▸ **EXERCISE DETAILS**
The records below are to be restated word for word, with every picture left out.

▸ **SOURCE DATA**
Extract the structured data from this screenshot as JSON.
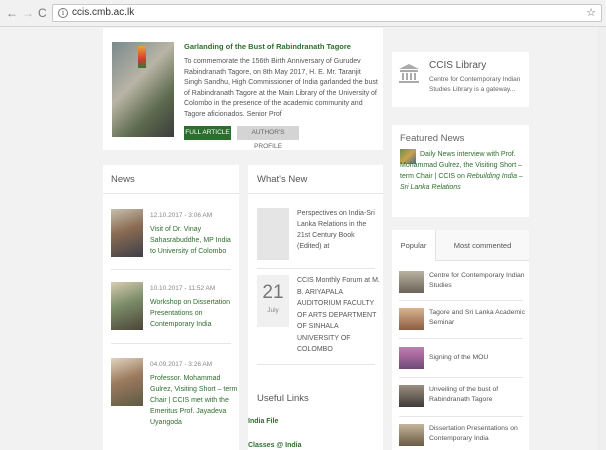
{
  "browser": {
    "url": "ccis.cmb.ac.lk"
  },
  "featured": {
    "title": "Garlanding of the Bust of Rabindranath Tagore",
    "body": "To commemorate the 156th Birth Anniversary of Gurudev Rabindranath Tagore, on 8th May 2017, H. E. Mr. Taranjit Singh Sandhu, High Commissioner of India garlanded the bust of Rabindranath Tagore at the Main Library of the University of Colombo in the presence of the academic community and Tagore aficionados. Senior Prof",
    "full_article": "FULL ARTICLE",
    "author_profile": "AUTHOR'S PROFILE"
  },
  "library": {
    "title": "CCIS Library",
    "description": "Centre for Contemporary Indian Studies Library is a gateway..."
  },
  "featured_news": {
    "title": "Featured News",
    "text_before": "Daily News interview with Prof. Mohammad Gulrez, the Visiting Short – term Chair | CCIS on ",
    "text_italic": "Rebuilding India – Sri Lanka Relations"
  },
  "news": {
    "title": "News",
    "items": [
      {
        "date": "12.10.2017 - 3:06 AM",
        "text": "Visit of Dr. Vinay Sahasrabuddhe, MP India to University of Colombo"
      },
      {
        "date": "10.10.2017 - 11:52 AM",
        "text": "Workshop on Dissertation Presentations on Contemporary India"
      },
      {
        "date": "04.09.2017 - 3:26 AM",
        "text": "Professor. Mohammad Gulrez, Visiting Short – term Chair | CCIS met with the Emeritus Prof. Jayadeva Uyangoda"
      }
    ]
  },
  "whats_new": {
    "title": "What's New",
    "item1": "Perspectives on India-Sri Lanka Relations in the 21st Century Book (Edited) at",
    "date_day": "21",
    "date_month": "July",
    "item2": "CCIS Monthly Forum at M. B. ARIYAPALA AUDITORIUM FACULTY OF ARTS DEPARTMENT OF SINHALA UNIVERSITY OF COLOMBO",
    "useful_links_title": "Useful Links",
    "links": [
      "India File",
      "Classes @ India"
    ]
  },
  "tabs": {
    "popular": "Popular",
    "most_commented": "Most commented",
    "items": [
      "Centre for Contemporary Indian Studies",
      "Tagore and Sri Lanka Academic Seminar",
      "Signing of the MOU",
      "Unveiling of the bust of Rabindranath Tagore",
      "Dissertation Presentations on Contemporary India"
    ]
  }
}
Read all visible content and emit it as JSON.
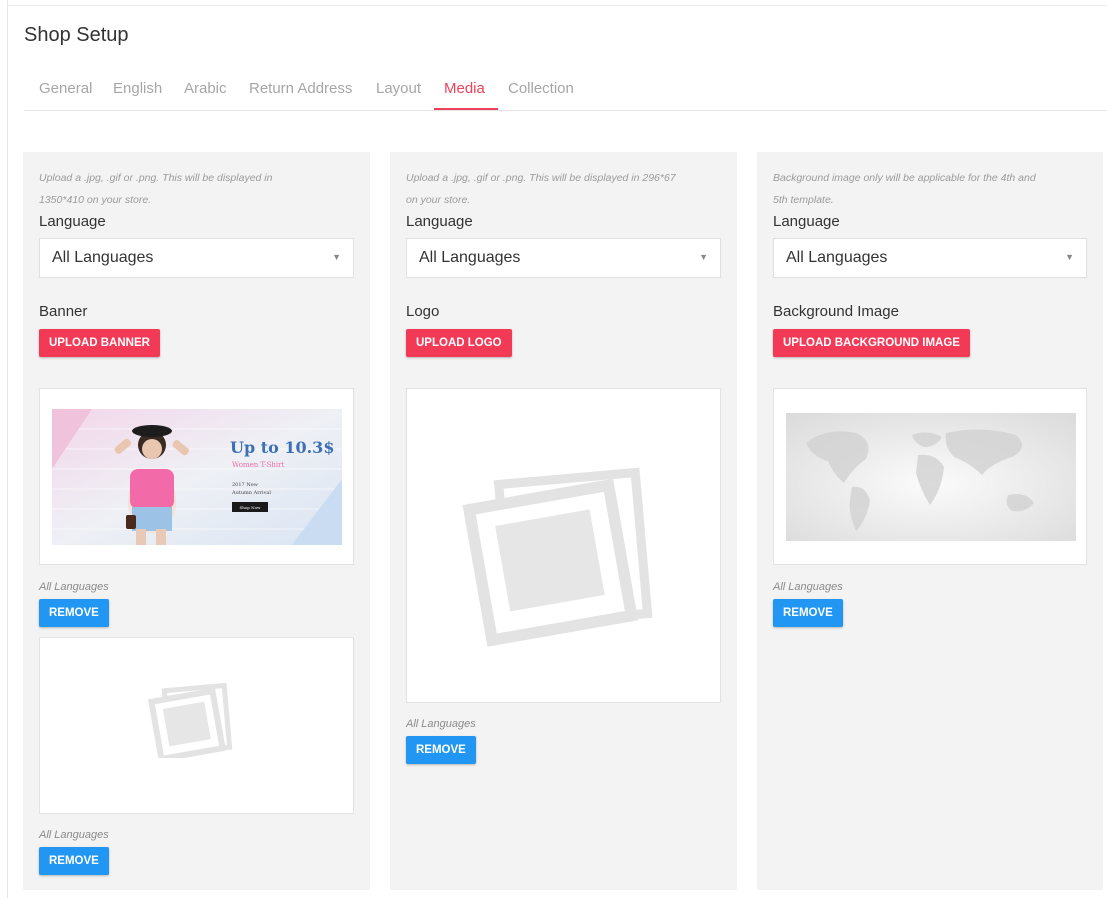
{
  "page": {
    "title": "Shop Setup"
  },
  "tabs": [
    {
      "label": "General"
    },
    {
      "label": "English"
    },
    {
      "label": "Arabic"
    },
    {
      "label": "Return Address"
    },
    {
      "label": "Layout"
    },
    {
      "label": "Media",
      "active": true
    },
    {
      "label": "Collection"
    }
  ],
  "banner_panel": {
    "hint_line1": "Upload a .jpg, .gif or .png. This will be displayed in",
    "hint_line2": "1350*410 on your store.",
    "language_label": "Language",
    "language_value": "All Languages",
    "section_label": "Banner",
    "upload_label": "UPLOAD BANNER",
    "images": [
      {
        "language": "All Languages",
        "remove_label": "REMOVE",
        "banner_text": {
          "headline": "Up to 10.3$",
          "subline": "Women T-Shirt",
          "note1": "2017 New",
          "note2": "Autumn Arrival",
          "cta": "Shop Now"
        }
      },
      {
        "language": "All Languages",
        "remove_label": "REMOVE"
      }
    ]
  },
  "logo_panel": {
    "hint_line1": "Upload a .jpg, .gif or .png. This will be displayed in 296*67",
    "hint_line2": "on your store.",
    "language_label": "Language",
    "language_value": "All Languages",
    "section_label": "Logo",
    "upload_label": "UPLOAD LOGO",
    "images": [
      {
        "language": "All Languages",
        "remove_label": "REMOVE"
      }
    ]
  },
  "background_panel": {
    "hint_line1": "Background image only will be applicable for the 4th and",
    "hint_line2": "5th template.",
    "language_label": "Language",
    "language_value": "All Languages",
    "section_label": "Background Image",
    "upload_label": "UPLOAD BACKGROUND IMAGE",
    "images": [
      {
        "language": "All Languages",
        "remove_label": "REMOVE"
      }
    ]
  },
  "colors": {
    "accent_pink": "#f23a56",
    "remove_blue": "#2196f3",
    "panel_bg": "#f3f3f3"
  }
}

▸ **SOLUTION TO THE EXERCISE**
Extract the structured data from this screenshot as JSON.
{
  "browser": {
    "url": "ccis.cmb.ac.lk"
  },
  "featured": {
    "title": "Garlanding of the Bust of Rabindranath Tagore",
    "body": "To commemorate the 156th Birth Anniversary of Gurudev Rabindranath Tagore, on 8th May 2017, H. E. Mr. Taranjit Singh Sandhu, High Commissioner of India garlanded the bust of Rabindranath Tagore at the Main Library of the University of Colombo in the presence of the academic community and Tagore aficionados. Senior Prof",
    "full_article": "FULL ARTICLE",
    "author_profile": "AUTHOR'S PROFILE"
  },
  "library": {
    "title": "CCIS Library",
    "description": "Centre for Contemporary Indian Studies Library is a gateway..."
  },
  "featured_news": {
    "title": "Featured News",
    "text_before": "Daily News interview with Prof. Mohammad Gulrez, the Visiting Short – term Chair | CCIS on ",
    "text_italic": "Rebuilding India – Sri Lanka Relations"
  },
  "news": {
    "title": "News",
    "items": [
      {
        "date": "12.10.2017 - 3:06 AM",
        "text": "Visit of Dr. Vinay Sahasrabuddhe, MP India to University of Colombo"
      },
      {
        "date": "10.10.2017 - 11:52 AM",
        "text": "Workshop on Dissertation Presentations on Contemporary India"
      },
      {
        "date": "04.09.2017 - 3:26 AM",
        "text": "Professor. Mohammad Gulrez, Visiting Short – term Chair | CCIS met with the Emeritus Prof. Jayadeva Uyangoda"
      }
    ]
  },
  "whats_new": {
    "title": "What's New",
    "item1": "Perspectives on India-Sri Lanka Relations in the 21st Century Book (Edited) at",
    "date_day": "21",
    "date_month": "July",
    "item2": "CCIS Monthly Forum at M. B. ARIYAPALA AUDITORIUM FACULTY OF ARTS DEPARTMENT OF SINHALA UNIVERSITY OF COLOMBO",
    "useful_links_title": "Useful Links",
    "links": [
      "India File",
      "Classes @ India"
    ]
  },
  "tabs": {
    "popular": "Popular",
    "most_commented": "Most commented",
    "items": [
      "Centre for Contemporary Indian Studies",
      "Tagore and Sri Lanka Academic Seminar",
      "Signing of the MOU",
      "Unveiling of the bust of Rabindranath Tagore",
      "Dissertation Presentations on Contemporary India"
    ]
  }
}
Read all visible content and emit it as JSON.
{
  "page": {
    "title": "Shop Setup"
  },
  "tabs": [
    {
      "label": "General"
    },
    {
      "label": "English"
    },
    {
      "label": "Arabic"
    },
    {
      "label": "Return Address"
    },
    {
      "label": "Layout"
    },
    {
      "label": "Media",
      "active": true
    },
    {
      "label": "Collection"
    }
  ],
  "banner_panel": {
    "hint_line1": "Upload a .jpg, .gif or .png. This will be displayed in",
    "hint_line2": "1350*410 on your store.",
    "language_label": "Language",
    "language_value": "All Languages",
    "section_label": "Banner",
    "upload_label": "UPLOAD BANNER",
    "images": [
      {
        "language": "All Languages",
        "remove_label": "REMOVE",
        "banner_text": {
          "headline": "Up to 10.3$",
          "subline": "Women T-Shirt",
          "note1": "2017 New",
          "note2": "Autumn Arrival",
          "cta": "Shop Now"
        }
      },
      {
        "language": "All Languages",
        "remove_label": "REMOVE"
      }
    ]
  },
  "logo_panel": {
    "hint_line1": "Upload a .jpg, .gif or .png. This will be displayed in 296*67",
    "hint_line2": "on your store.",
    "language_label": "Language",
    "language_value": "All Languages",
    "section_label": "Logo",
    "upload_label": "UPLOAD LOGO",
    "images": [
      {
        "language": "All Languages",
        "remove_label": "REMOVE"
      }
    ]
  },
  "background_panel": {
    "hint_line1": "Background image only will be applicable for the 4th and",
    "hint_line2": "5th template.",
    "language_label": "Language",
    "language_value": "All Languages",
    "section_label": "Background Image",
    "upload_label": "UPLOAD BACKGROUND IMAGE",
    "images": [
      {
        "language": "All Languages",
        "remove_label": "REMOVE"
      }
    ]
  },
  "colors": {
    "accent_pink": "#f23a56",
    "remove_blue": "#2196f3",
    "panel_bg": "#f3f3f3"
  }
}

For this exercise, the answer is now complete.